Barry Eisler is back, and then some. LIVIA LONE, its somewhat uninspiring title notwithstanding, may be the best and strongest work of his storied career. It’s a book that is nearly impossible to put down, given that it features the protagonist of the year and some sinus-clearing descriptive prose that will be described as “over-the-top” in some quarters and “rough but necessary” in others. We’ll discuss that at further length shortly.
First, let’s talk about LIVIA LONE. The novel is divided roughly equally between “Then” and “Now,” with the shifts in time occurring at very irregular intervals. Livia Lone is very much in the “Now.” When we meet her, she is a Seattle PD sex-crimes detective; when she is off duty, she is very, very much on the job. Livia treads the line between law enforcement and vigilante, and as we learn what transpired in the “Then,” it becomes hard to fault her.

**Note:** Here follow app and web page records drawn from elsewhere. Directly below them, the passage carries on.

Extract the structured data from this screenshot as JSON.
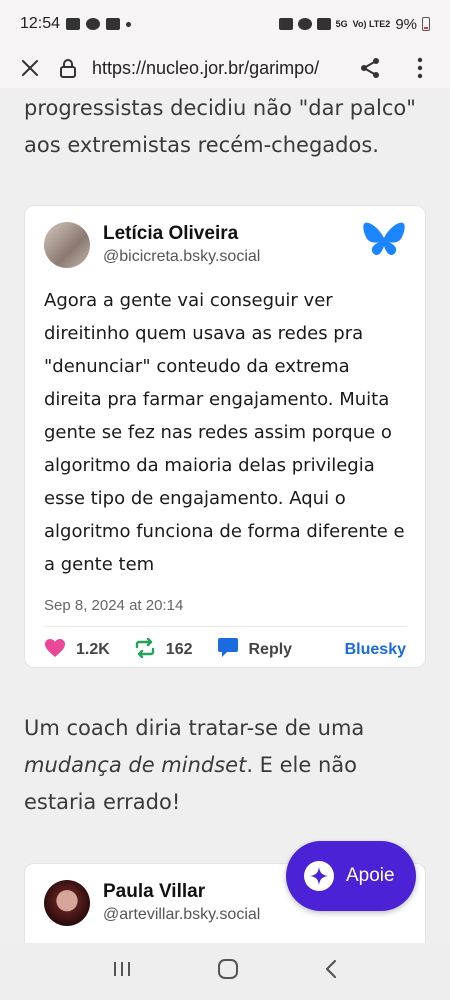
{
  "status": {
    "time": "12:54",
    "network": "5G",
    "carrier": "Vo) LTE2",
    "battery": "9%"
  },
  "browser": {
    "url": "https://nucleo.jor.br/garimpo/"
  },
  "article": {
    "lead_text": "progressistas decidiu não \"dar palco\" aos extremistas recém-chegados.",
    "para2_before": "Um coach diria tratar-se de uma ",
    "para2_em": "mudança de mindset",
    "para2_after": ". E ele não estaria errado!"
  },
  "posts": [
    {
      "author": "Letícia Oliveira",
      "handle": "@bicicreta.bsky.social",
      "body": "Agora a gente vai conseguir ver direitinho quem usava as redes pra \"denunciar\" conteudo da extrema direita pra farmar engajamento. Muita gente se fez nas redes assim porque o algoritmo da maioria delas privilegia esse tipo de engajamento. Aqui o algoritmo funciona de forma diferente e a gente tem",
      "date": "Sep 8, 2024 at 20:14",
      "likes": "1.2K",
      "reposts": "162",
      "reply_label": "Reply",
      "source_label": "Bluesky"
    },
    {
      "author": "Paula Villar",
      "handle": "@artevillar.bsky.social"
    }
  ],
  "cta": {
    "label": "Apoie"
  },
  "colors": {
    "bluesky": "#1a85ff",
    "cta": "#4b22d6",
    "heart": "#ec4899",
    "repost": "#22a35a",
    "reply": "#1a6be0"
  }
}
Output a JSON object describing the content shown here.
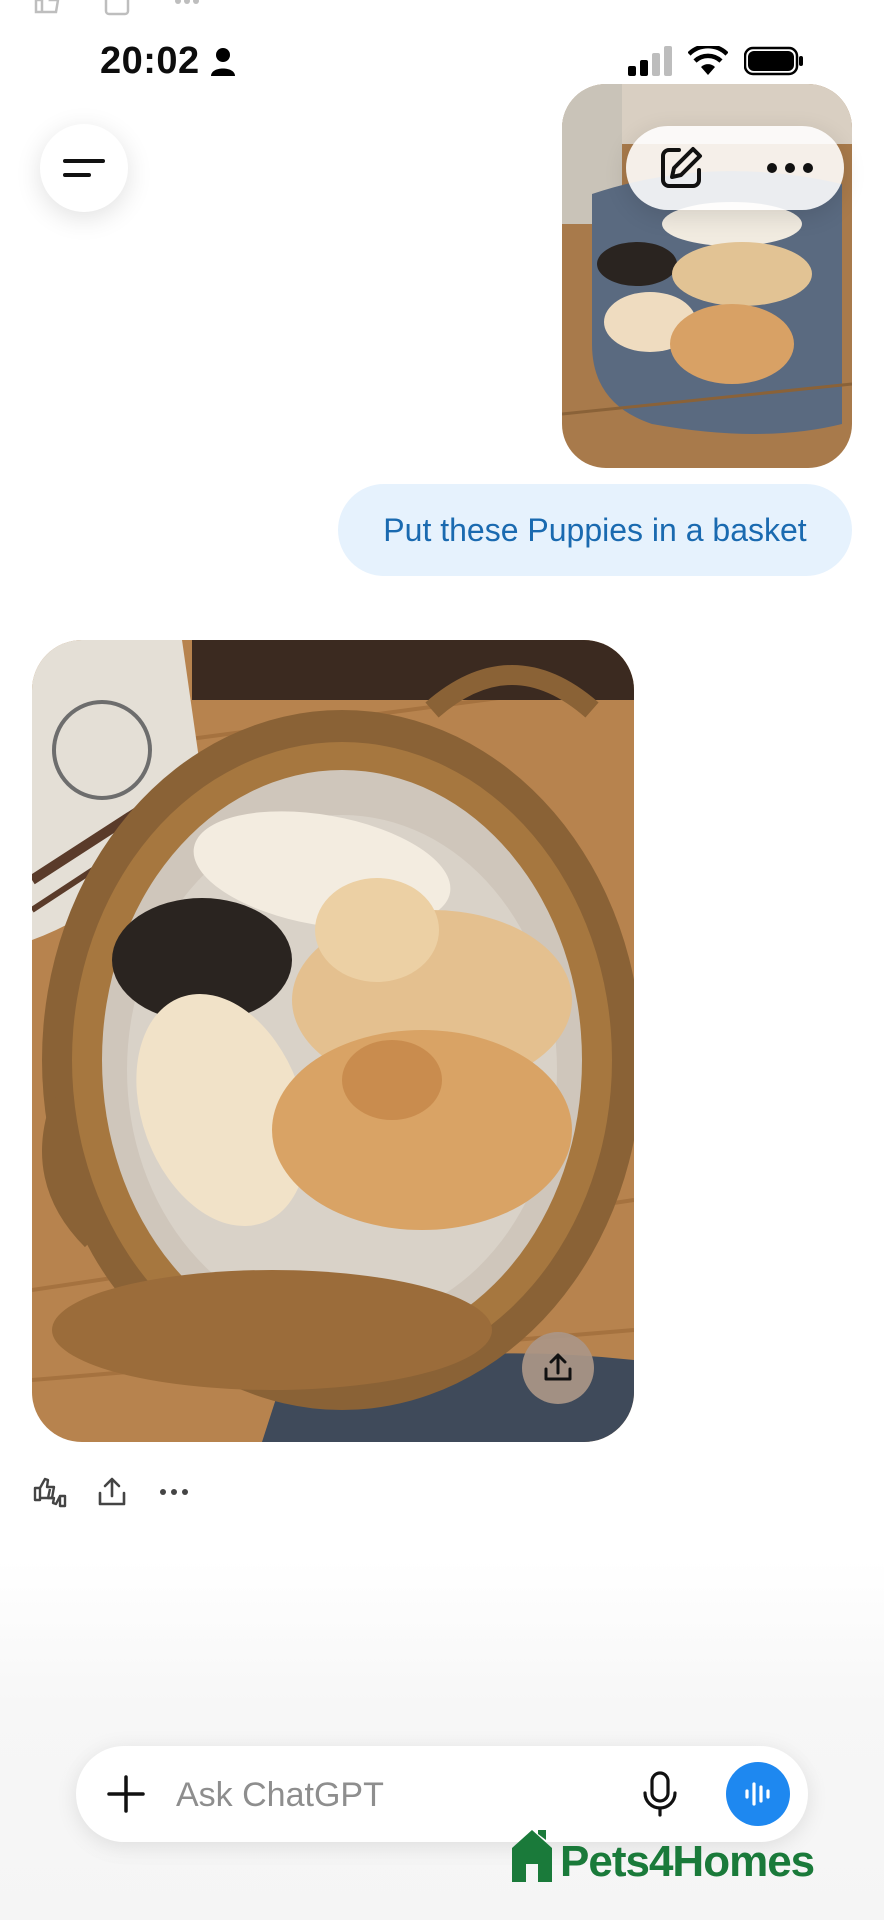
{
  "status_bar": {
    "time": "20:02",
    "icons": [
      "person-icon",
      "cellular-signal-icon",
      "wifi-icon",
      "battery-icon"
    ]
  },
  "header": {
    "icons": [
      "menu-icon",
      "new-chat-icon",
      "more-options-icon"
    ]
  },
  "conversation": {
    "user_message": "Put these Puppies in a basket",
    "assistant_actions": [
      "thumbs-up-down-icon",
      "share-icon",
      "more-icon"
    ],
    "image_overlay_icon": "share-icon"
  },
  "composer": {
    "placeholder": "Ask ChatGPT",
    "icons": [
      "plus-icon",
      "microphone-icon",
      "voice-mode-icon"
    ]
  },
  "watermark": {
    "text": "Pets4Homes"
  },
  "colors": {
    "bubble_bg": "#e6f2fd",
    "bubble_text": "#1a6ab0",
    "voice_button": "#1e88f0",
    "watermark": "#1a7a3a"
  }
}
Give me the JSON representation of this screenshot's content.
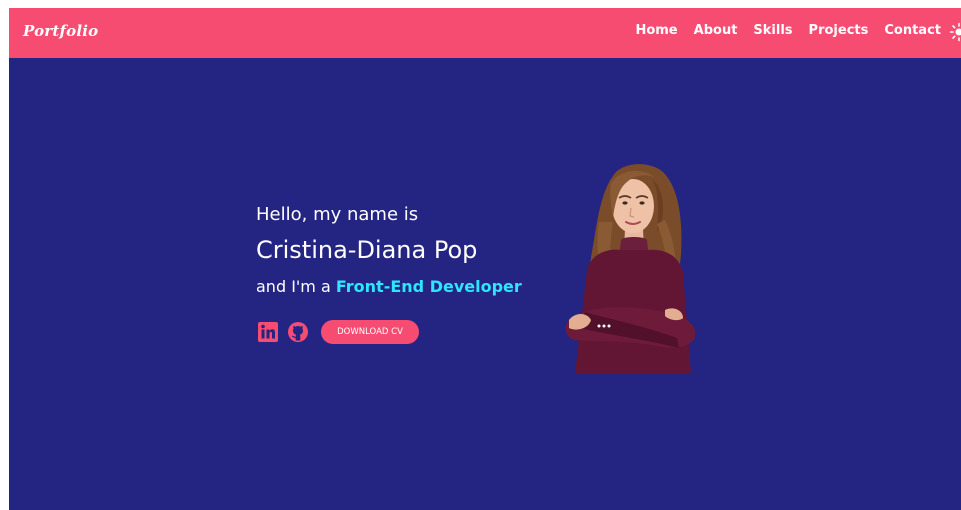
{
  "nav": {
    "brand": "Portfolio",
    "links": [
      "Home",
      "About",
      "Skills",
      "Projects",
      "Contact"
    ],
    "theme_toggle_icon": "sun-icon"
  },
  "hero": {
    "greeting": "Hello, my name is",
    "name": "Cristina-Diana Pop",
    "role_prefix": "and I'm a",
    "role": "Front-End Developer",
    "social_icons": [
      "linkedin-icon",
      "github-icon"
    ],
    "cv_button": "DOWNLOAD CV"
  },
  "colors": {
    "primary": "#f64c72",
    "background": "#242582",
    "accent": "#2ee6ff",
    "text": "#ffffff"
  }
}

"It’s a book that is nearly impossible to put down, given that it features the protagonist of the year and some sinus-clearing descriptive prose that will be described as 'over-the-top' in some quarters and 'rough but necessary' in others."
“Then” begins in rural Thailand. Livia, who was a 13-year-old named Lahee, and her 11-year-old sister Nason lived in abject poverty with her parents and older brother. Lahee had taken it upon herself to raise her younger sister, going hungry herself so that Nason could get something to eat. As bad as their life was, it became far, far worse when their parents sold them to strangers who ripped them abruptly from their childhood home. The girls were placed in shipping containers with some other unfortunates, and the nightmare began in earnest when they were ultimately separated. Lahee was eventually discovered in Portland, Oregon, and was adopted into the Lone family. While her material needs were met, her waking and sleeping hours were the stuff of nightmares. Her only goal, though, was to find her younger sister.
As “Then” slowly unfolds in the narrative, revealing how the frightened 13-year-old became the extremely driven young woman of the title, Livia in the “Now” begins to engineer a sting operation ostensibly aimed at bringing down a drug dealer. Her hidden agenda is to get her one last best chance of hunting down the person who separated her from Nason and, hopefully, to determine what happened to her. It is a terrible path, fraught with danger, and will lead Livia to a place where she had hoped never to return and from which she may not come back.
LIVIA LONE moves like a freight train, and it’s one that you shouldn’t attempt to board without fair warning. There is a discussion among authors and readers about how much is “too much” where graphic descriptions are concerned, and I would submit to you that Eisler treads the line here. The book deals with human trafficking, and he does not flinch when describing what is done to children, to the point where one might question whether or not he crosses the line. I think he does, but it’s a line that in this case has to be crossed.
We are familiar with the terms “human trafficking” and “sex trafficking.” To paraphrase Werner Heisenberg, the use of children in such matters is not just worse than we imagine; it is worse than we can imagine. Eisler rubs the reader’s nose in it, and if that is what it takes to raise outrage over this situation to a proper level, then more power to him. Just don’t say you weren’t warned. Eisler does not hint around the subject, nor does he flinch from the violence that his avenging angel visits upon those who cross her path.
Jump on what appears to be the start of a terrific new series. Just be mindful of the subject matter.
Reviewed by Joe Hartlaub on October 28, 2016